Input for this task Block Start

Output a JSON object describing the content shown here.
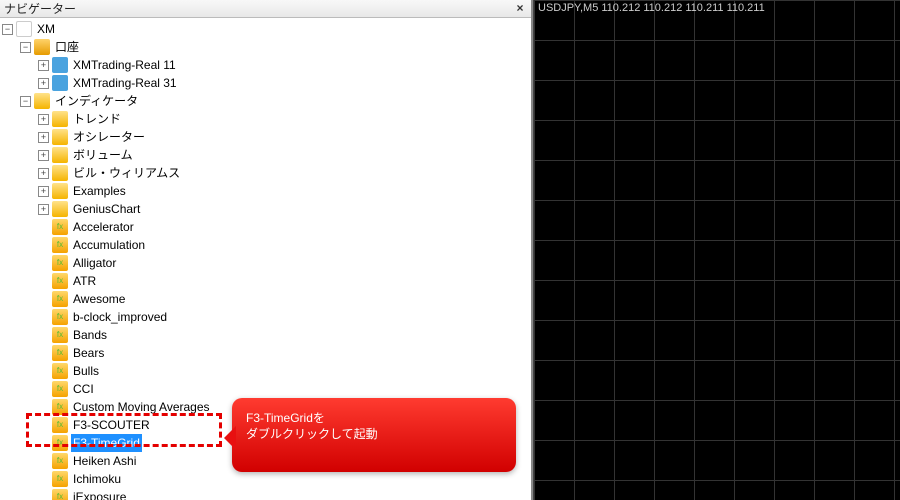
{
  "navigator": {
    "title": "ナビゲーター",
    "root": "XM",
    "account": {
      "label": "口座",
      "servers": [
        "XMTrading-Real 11",
        "XMTrading-Real 31"
      ]
    },
    "indicators": {
      "label": "インディケータ",
      "folders": [
        "トレンド",
        "オシレーター",
        "ボリューム",
        "ビル・ウィリアムス",
        "Examples",
        "GeniusChart"
      ],
      "items": [
        "Accelerator",
        "Accumulation",
        "Alligator",
        "ATR",
        "Awesome",
        "b-clock_improved",
        "Bands",
        "Bears",
        "Bulls",
        "CCI",
        "Custom Moving Averages",
        "F3-SCOUTER",
        "F3-TimeGrid",
        "Heiken Ashi",
        "Ichimoku",
        "iExposure"
      ]
    },
    "selected": "F3-TimeGrid"
  },
  "callout": {
    "line1": "F3-TimeGridを",
    "line2": "ダブルクリックして起動"
  },
  "chart": {
    "title": "USDJPY,M5 110.212 110.212 110.211 110.211"
  }
}
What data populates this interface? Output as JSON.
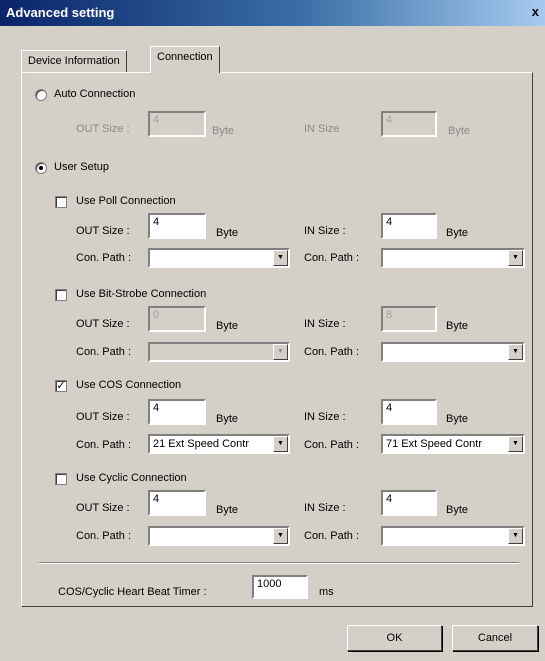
{
  "window": {
    "title": "Advanced setting",
    "close_label": "x"
  },
  "tabs": [
    {
      "label": "Device Information"
    },
    {
      "label": "Connection"
    }
  ],
  "auto": {
    "label": "Auto Connection",
    "out_label": "OUT Size :",
    "out_value": "4",
    "out_unit": "Byte",
    "in_label": "IN Size",
    "in_value": "4",
    "in_unit": "Byte"
  },
  "user_setup": {
    "label": "User Setup"
  },
  "poll": {
    "label": "Use Poll Connection",
    "checked": "",
    "out_label": "OUT Size :",
    "out_value": "4",
    "out_unit": "Byte",
    "in_label": "IN Size :",
    "in_value": "4",
    "in_unit": "Byte",
    "path_label": "Con. Path :",
    "path_out_value": "",
    "path_in_value": ""
  },
  "bitstrobe": {
    "label": "Use Bit-Strobe Connection",
    "checked": "",
    "out_label": "OUT Size :",
    "out_value": "0",
    "out_unit": "Byte",
    "in_label": "IN Size :",
    "in_value": "8",
    "in_unit": "Byte",
    "path_label": "Con. Path :",
    "path_out_value": "",
    "path_in_value": ""
  },
  "cos": {
    "label": "Use COS Connection",
    "checked": "✓",
    "out_label": "OUT Size :",
    "out_value": "4",
    "out_unit": "Byte",
    "in_label": "IN Size :",
    "in_value": "4",
    "in_unit": "Byte",
    "path_label": "Con. Path :",
    "path_out_value": "21 Ext Speed Contr",
    "path_in_value": "71 Ext Speed Contr"
  },
  "cyclic": {
    "label": "Use Cyclic Connection",
    "checked": "",
    "out_label": "OUT Size :",
    "out_value": "4",
    "out_unit": "Byte",
    "in_label": "IN Size :",
    "in_value": "4",
    "in_unit": "Byte",
    "path_label": "Con. Path :",
    "path_out_value": "",
    "path_in_value": ""
  },
  "heartbeat": {
    "label": "COS/Cyclic Heart Beat Timer :",
    "value": "1000",
    "unit": "ms"
  },
  "buttons": {
    "ok": "OK",
    "cancel": "Cancel"
  },
  "icons": {
    "dropdown": "▼",
    "radio": "radio-icon",
    "checkbox": "checkbox-icon"
  },
  "colors": {
    "face": "#d4d0c8",
    "title_start": "#0a246a",
    "title_end": "#a6caf0"
  }
}
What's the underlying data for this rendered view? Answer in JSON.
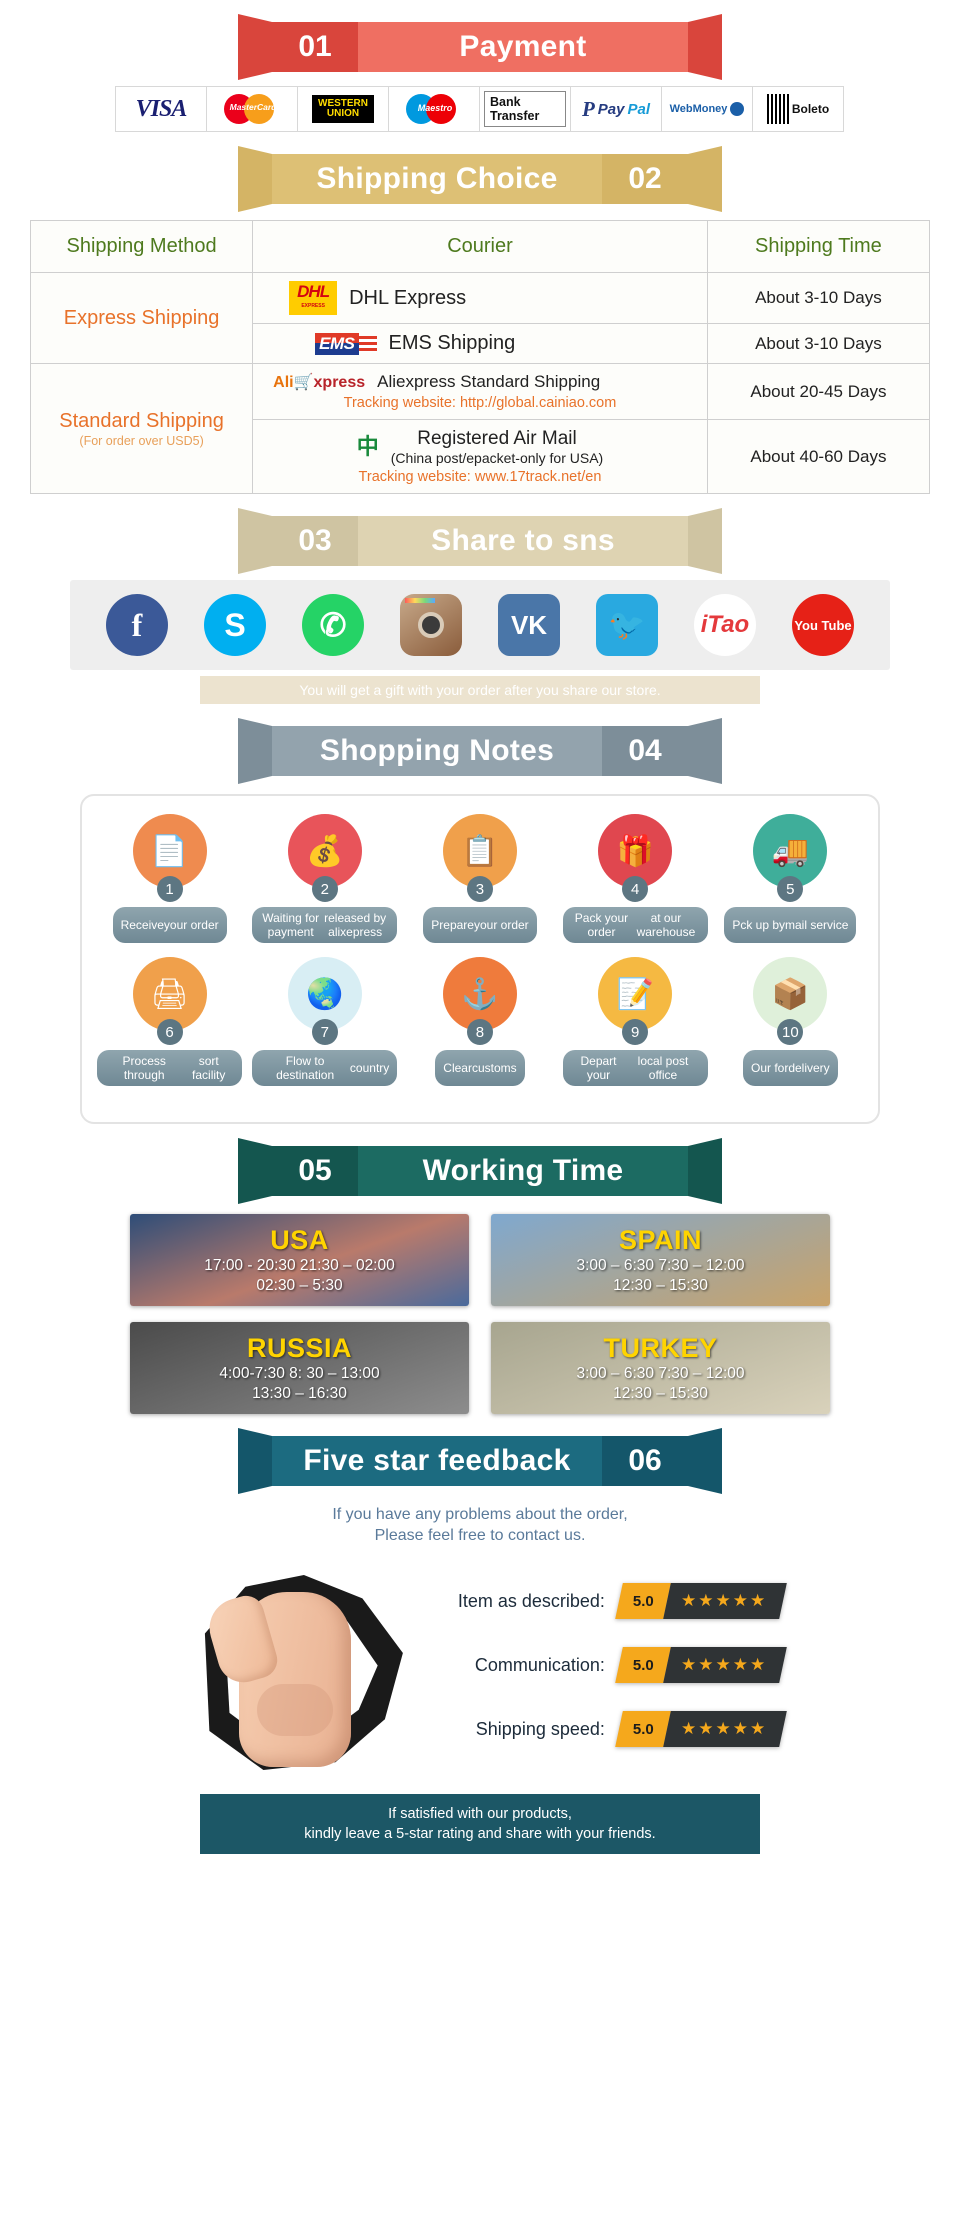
{
  "sections": {
    "payment": {
      "number": "01",
      "title": "Payment",
      "colors": {
        "dark": "#d9453c",
        "light": "#ef6f62"
      },
      "methods": [
        {
          "name": "visa",
          "label": "VISA"
        },
        {
          "name": "mastercard",
          "label": "MasterCard"
        },
        {
          "name": "western-union",
          "line1": "WESTERN",
          "line2": "UNION"
        },
        {
          "name": "maestro",
          "label": "Maestro"
        },
        {
          "name": "bank-transfer",
          "label": "Bank Transfer"
        },
        {
          "name": "paypal",
          "label_p": "Pay",
          "label_pal": "Pal"
        },
        {
          "name": "webmoney",
          "label": "WebMoney"
        },
        {
          "name": "boleto",
          "label": "Boleto"
        }
      ]
    },
    "shipping": {
      "number": "02",
      "title": "Shipping Choice",
      "colors": {
        "dark": "#d4b465",
        "light": "#ddc075"
      },
      "headers": [
        "Shipping Method",
        "Courier",
        "Shipping Time"
      ],
      "rows": [
        {
          "method": "Express Shipping",
          "method_sub": "",
          "couriers": [
            {
              "logo": "DHL",
              "logo_sub": "EXPRESS",
              "text": "DHL Express",
              "time": "About 3-10 Days"
            },
            {
              "logo": "EMS",
              "text": "EMS Shipping",
              "time": "About 3-10 Days"
            }
          ]
        },
        {
          "method": "Standard Shipping",
          "method_sub": "(For order over USD5)",
          "couriers": [
            {
              "logo": "AliExpress",
              "text": "Aliexpress Standard Shipping",
              "tracking": "Tracking website: http://global.cainiao.com",
              "time": "About 20-45 Days"
            },
            {
              "logo": "China Post",
              "text": "Registered Air Mail",
              "sub": "(China post/epacket-only for USA)",
              "tracking": "Tracking website: www.17track.net/en",
              "time": "About 40-60 Days"
            }
          ]
        }
      ]
    },
    "share": {
      "number": "03",
      "title": "Share to sns",
      "colors": {
        "dark": "#cfc4a2",
        "light": "#ded3b2"
      },
      "icons": [
        {
          "name": "facebook-icon",
          "glyph": "f"
        },
        {
          "name": "skype-icon",
          "glyph": "S"
        },
        {
          "name": "whatsapp-icon",
          "glyph": "✆"
        },
        {
          "name": "instagram-icon",
          "glyph": ""
        },
        {
          "name": "vk-icon",
          "glyph": "VK"
        },
        {
          "name": "twitter-icon",
          "glyph": "🐦"
        },
        {
          "name": "itao-icon",
          "glyph": "iTao"
        },
        {
          "name": "youtube-icon",
          "glyph": "You Tube"
        }
      ],
      "note": "You will get a gift with your order after you share our store."
    },
    "notes": {
      "number": "04",
      "title": "Shopping Notes",
      "colors": {
        "dark": "#7d8e99",
        "light": "#93a3ad"
      },
      "steps": [
        {
          "num": "1",
          "label": "Receive\nyour order",
          "icon": "document-icon",
          "color": "#ef8b4f"
        },
        {
          "num": "2",
          "label": "Waiting for payment\nreleased by alixepress",
          "icon": "money-bag-icon",
          "color": "#e8545a"
        },
        {
          "num": "3",
          "label": "Prepare\nyour order",
          "icon": "clipboard-icon",
          "color": "#f0a04b"
        },
        {
          "num": "4",
          "label": "Pack your order\nat our warehouse",
          "icon": "gift-box-icon",
          "color": "#e0474f"
        },
        {
          "num": "5",
          "label": "Pck up by\nmail service",
          "icon": "mail-truck-icon",
          "color": "#3fae9a"
        },
        {
          "num": "6",
          "label": "Process through\nsort facility",
          "icon": "scanner-icon",
          "color": "#f0a04b"
        },
        {
          "num": "7",
          "label": "Flow to destination\ncountry",
          "icon": "globe-icon",
          "color": "#d8eef4"
        },
        {
          "num": "8",
          "label": "Clear\ncustoms",
          "icon": "anchor-icon",
          "color": "#ef7b3c"
        },
        {
          "num": "9",
          "label": "Depart your\nlocal post office",
          "icon": "postman-icon",
          "color": "#f5b942"
        },
        {
          "num": "10",
          "label": "Our for\ndelivery",
          "icon": "package-icon",
          "color": "#dff0da"
        }
      ]
    },
    "working_time": {
      "number": "05",
      "title": "Working Time",
      "colors": {
        "dark": "#14564f",
        "light": "#1c6b62"
      },
      "cards": [
        {
          "country": "USA",
          "line1": "17:00  -  20:30   21:30  –  02:00",
          "line2": "02:30  –  5:30",
          "theme": "wt-usa"
        },
        {
          "country": "SPAIN",
          "line1": "3:00 –  6:30   7:30  –  12:00",
          "line2": "12:30  –  15:30",
          "theme": "wt-spain"
        },
        {
          "country": "RUSSIA",
          "line1": "4:00-7:30   8: 30  –  13:00",
          "line2": "13:30  –  16:30",
          "theme": "wt-russia"
        },
        {
          "country": "TURKEY",
          "line1": "3:00  –  6:30   7:30  –  12:00",
          "line2": "12:30  –  15:30",
          "theme": "wt-turkey"
        }
      ]
    },
    "feedback": {
      "number": "06",
      "title": "Five star feedback",
      "colors": {
        "dark": "#14566a",
        "light": "#1c6b80"
      },
      "intro_line1": "If you have any problems about the order,",
      "intro_line2": "Please feel free to contact us.",
      "ratings": [
        {
          "label": "Item as described:",
          "score": "5.0",
          "stars": "★★★★★"
        },
        {
          "label": "Communication:",
          "score": "5.0",
          "stars": "★★★★★"
        },
        {
          "label": "Shipping speed:",
          "score": "5.0",
          "stars": "★★★★★"
        }
      ],
      "footer_line1": "If satisfied with our products,",
      "footer_line2": "kindly leave a 5-star rating and share with your friends."
    }
  }
}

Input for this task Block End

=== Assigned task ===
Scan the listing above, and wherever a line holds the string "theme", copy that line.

=== Solution to this problem ===
          "theme": "wt-usa"
          "theme": "wt-spain"
          "theme": "wt-russia"
          "theme": "wt-turkey"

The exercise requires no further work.